Rolling my calves (with the stick, with a foam roller)
Orthotics (both Happy Feet and Dr Scholl’s heel cups)
Heel raises (both feet on the ground, both feet on a step, one foot in both positions, both feet bent knee/straight knee, and using a leg press machine)
Toe curls (alone, with a book on a towel, with two books on the towel)
Side steps with an elastic band around my ankles
Actually a lot of various stretches
“Breaking up adhesions” with a plastic thing
Trigger point dry needling
A Strassburg sock (at night)
A little elastic sleeve thing that is supposed to support the arch of the foot
Actually, while this looks like a long list of disparate and in fact desperate treatment options, I think they’re actually working. This morning, testing out a new pair of trail shoes, I ran twelve miles along the Ice Age Trail. At the beginning, the trail is pretty rutted and my foot was complaining, so I wasn’t expecting much, but after that calmed down it stayed calm for the rest of the run. This is definitely the best run I’ve had since the marathon, and I wasn’t taped. Was it the trails (nice and soft from yesterday’s rain), the new shoes, or the needling? I don’t care so long as I can repeat this at the 50k next week. TWO more runs before I hit the starting line!
By the way, in the comic above, Mom is carrying a cane because she fell off a horse. Presumably while chasing after cattle rustlers. Because she is a bad ass that way. (Not really–she said the straps came loose because of the humidity. But one has to admire that she came to Europe anyway and hiked around with that cane for a week and a half while she was healing. This is where my stubbornness came from.)
We’ll file this comic under HM741 .L86 2014, for Sociology–Groups and organizations–Social groups. Group dynamics–Social networks–General works.

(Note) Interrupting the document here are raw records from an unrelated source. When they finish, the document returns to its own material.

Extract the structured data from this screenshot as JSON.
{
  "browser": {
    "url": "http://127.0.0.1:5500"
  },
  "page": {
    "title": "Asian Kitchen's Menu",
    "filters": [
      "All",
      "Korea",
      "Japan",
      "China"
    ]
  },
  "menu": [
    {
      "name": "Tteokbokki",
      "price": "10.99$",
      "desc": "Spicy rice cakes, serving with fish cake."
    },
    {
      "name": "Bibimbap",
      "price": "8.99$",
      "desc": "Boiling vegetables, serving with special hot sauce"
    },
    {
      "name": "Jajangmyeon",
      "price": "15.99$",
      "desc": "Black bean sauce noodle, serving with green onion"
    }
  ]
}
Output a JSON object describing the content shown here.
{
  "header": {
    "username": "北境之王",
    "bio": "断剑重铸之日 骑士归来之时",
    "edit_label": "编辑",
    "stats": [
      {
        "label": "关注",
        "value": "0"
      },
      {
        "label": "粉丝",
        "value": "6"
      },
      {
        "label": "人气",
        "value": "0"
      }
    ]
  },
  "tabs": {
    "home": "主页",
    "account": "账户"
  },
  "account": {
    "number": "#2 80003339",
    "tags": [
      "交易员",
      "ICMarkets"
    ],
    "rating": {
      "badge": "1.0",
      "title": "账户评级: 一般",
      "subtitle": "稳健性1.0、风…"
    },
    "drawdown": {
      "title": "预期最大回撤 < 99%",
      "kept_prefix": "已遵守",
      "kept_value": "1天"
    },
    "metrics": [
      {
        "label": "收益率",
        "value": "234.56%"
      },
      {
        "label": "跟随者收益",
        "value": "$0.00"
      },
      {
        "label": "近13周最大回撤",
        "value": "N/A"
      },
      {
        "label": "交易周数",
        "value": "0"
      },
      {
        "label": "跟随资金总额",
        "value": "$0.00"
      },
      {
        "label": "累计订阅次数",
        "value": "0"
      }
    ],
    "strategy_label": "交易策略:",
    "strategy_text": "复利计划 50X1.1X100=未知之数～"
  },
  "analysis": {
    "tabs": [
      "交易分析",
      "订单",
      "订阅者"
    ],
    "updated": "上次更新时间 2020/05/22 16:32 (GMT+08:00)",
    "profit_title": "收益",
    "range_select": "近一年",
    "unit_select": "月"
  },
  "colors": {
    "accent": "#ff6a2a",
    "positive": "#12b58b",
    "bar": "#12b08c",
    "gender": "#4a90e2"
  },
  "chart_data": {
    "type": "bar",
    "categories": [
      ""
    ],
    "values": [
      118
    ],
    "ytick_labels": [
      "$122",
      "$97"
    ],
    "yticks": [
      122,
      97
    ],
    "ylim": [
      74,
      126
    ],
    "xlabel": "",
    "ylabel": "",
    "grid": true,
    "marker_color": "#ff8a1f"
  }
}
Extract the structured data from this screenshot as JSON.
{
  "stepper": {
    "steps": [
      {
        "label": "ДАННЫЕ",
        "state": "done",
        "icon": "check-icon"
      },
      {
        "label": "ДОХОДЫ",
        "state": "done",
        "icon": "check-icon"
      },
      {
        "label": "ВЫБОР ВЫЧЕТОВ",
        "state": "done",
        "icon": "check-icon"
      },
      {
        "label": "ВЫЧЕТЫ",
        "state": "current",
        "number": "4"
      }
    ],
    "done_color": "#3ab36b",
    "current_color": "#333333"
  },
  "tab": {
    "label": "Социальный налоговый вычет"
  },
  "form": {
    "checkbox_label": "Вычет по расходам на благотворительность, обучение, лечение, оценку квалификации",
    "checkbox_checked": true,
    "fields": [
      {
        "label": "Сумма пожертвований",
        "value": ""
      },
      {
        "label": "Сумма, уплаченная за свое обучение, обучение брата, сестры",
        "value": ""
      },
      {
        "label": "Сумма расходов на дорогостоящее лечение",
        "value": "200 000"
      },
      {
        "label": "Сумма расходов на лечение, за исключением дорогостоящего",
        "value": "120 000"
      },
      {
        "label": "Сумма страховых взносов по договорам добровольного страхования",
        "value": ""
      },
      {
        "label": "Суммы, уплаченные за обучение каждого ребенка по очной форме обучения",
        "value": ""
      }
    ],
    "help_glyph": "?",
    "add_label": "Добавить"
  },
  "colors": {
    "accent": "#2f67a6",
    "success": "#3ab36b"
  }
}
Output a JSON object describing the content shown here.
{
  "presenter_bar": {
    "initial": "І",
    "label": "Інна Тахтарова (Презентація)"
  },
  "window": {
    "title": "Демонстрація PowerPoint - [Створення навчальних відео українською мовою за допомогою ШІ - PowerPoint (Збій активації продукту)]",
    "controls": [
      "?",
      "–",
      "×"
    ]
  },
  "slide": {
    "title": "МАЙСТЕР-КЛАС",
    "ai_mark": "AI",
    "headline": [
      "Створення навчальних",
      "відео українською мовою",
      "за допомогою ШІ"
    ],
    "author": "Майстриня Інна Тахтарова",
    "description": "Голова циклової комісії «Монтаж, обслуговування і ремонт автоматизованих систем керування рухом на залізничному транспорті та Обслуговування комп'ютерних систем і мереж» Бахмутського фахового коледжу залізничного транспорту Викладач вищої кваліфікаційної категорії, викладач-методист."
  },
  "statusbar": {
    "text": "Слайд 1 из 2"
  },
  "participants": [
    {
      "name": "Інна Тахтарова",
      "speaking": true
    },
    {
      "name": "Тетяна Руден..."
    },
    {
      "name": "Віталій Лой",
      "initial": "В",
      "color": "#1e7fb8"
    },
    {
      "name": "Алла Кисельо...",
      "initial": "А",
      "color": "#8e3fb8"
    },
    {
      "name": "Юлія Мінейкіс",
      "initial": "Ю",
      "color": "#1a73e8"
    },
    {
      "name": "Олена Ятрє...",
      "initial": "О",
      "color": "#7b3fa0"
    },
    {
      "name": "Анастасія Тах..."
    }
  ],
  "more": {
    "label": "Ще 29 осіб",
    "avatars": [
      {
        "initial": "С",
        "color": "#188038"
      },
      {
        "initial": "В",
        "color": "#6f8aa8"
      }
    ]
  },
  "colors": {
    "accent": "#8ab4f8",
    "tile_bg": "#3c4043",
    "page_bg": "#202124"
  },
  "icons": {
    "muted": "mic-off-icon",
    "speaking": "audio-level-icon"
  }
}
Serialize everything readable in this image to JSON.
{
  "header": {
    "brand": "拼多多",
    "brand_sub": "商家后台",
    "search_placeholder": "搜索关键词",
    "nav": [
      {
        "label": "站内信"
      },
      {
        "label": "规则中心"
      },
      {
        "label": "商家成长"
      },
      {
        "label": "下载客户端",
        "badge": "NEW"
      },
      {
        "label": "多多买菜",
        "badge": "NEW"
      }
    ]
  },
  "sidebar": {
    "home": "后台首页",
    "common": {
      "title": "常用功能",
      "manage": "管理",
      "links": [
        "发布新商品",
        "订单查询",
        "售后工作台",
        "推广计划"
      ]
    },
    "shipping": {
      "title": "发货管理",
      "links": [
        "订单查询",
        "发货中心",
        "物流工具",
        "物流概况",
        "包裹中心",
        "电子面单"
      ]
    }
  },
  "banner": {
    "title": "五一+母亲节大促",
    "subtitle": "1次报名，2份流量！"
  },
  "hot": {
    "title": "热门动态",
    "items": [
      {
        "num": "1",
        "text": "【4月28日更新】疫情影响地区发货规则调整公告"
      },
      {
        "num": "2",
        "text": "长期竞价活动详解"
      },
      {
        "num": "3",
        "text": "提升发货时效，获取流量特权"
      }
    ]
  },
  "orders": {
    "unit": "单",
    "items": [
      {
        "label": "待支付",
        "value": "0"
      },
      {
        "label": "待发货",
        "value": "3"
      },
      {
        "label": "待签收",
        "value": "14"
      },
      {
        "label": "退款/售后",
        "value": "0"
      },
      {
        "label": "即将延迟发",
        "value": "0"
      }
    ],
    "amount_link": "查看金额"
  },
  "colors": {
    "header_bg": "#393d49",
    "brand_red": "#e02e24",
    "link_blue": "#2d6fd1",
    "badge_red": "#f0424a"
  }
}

The comic, by the way, took place on the Pont Neuf, which is a bridge. The sides look kind of neat, like this:
 If you’re reading this, I totally mean your blog, don’t worry.
 It’s plantar fasciitis (or plantar fascists, as B calls it).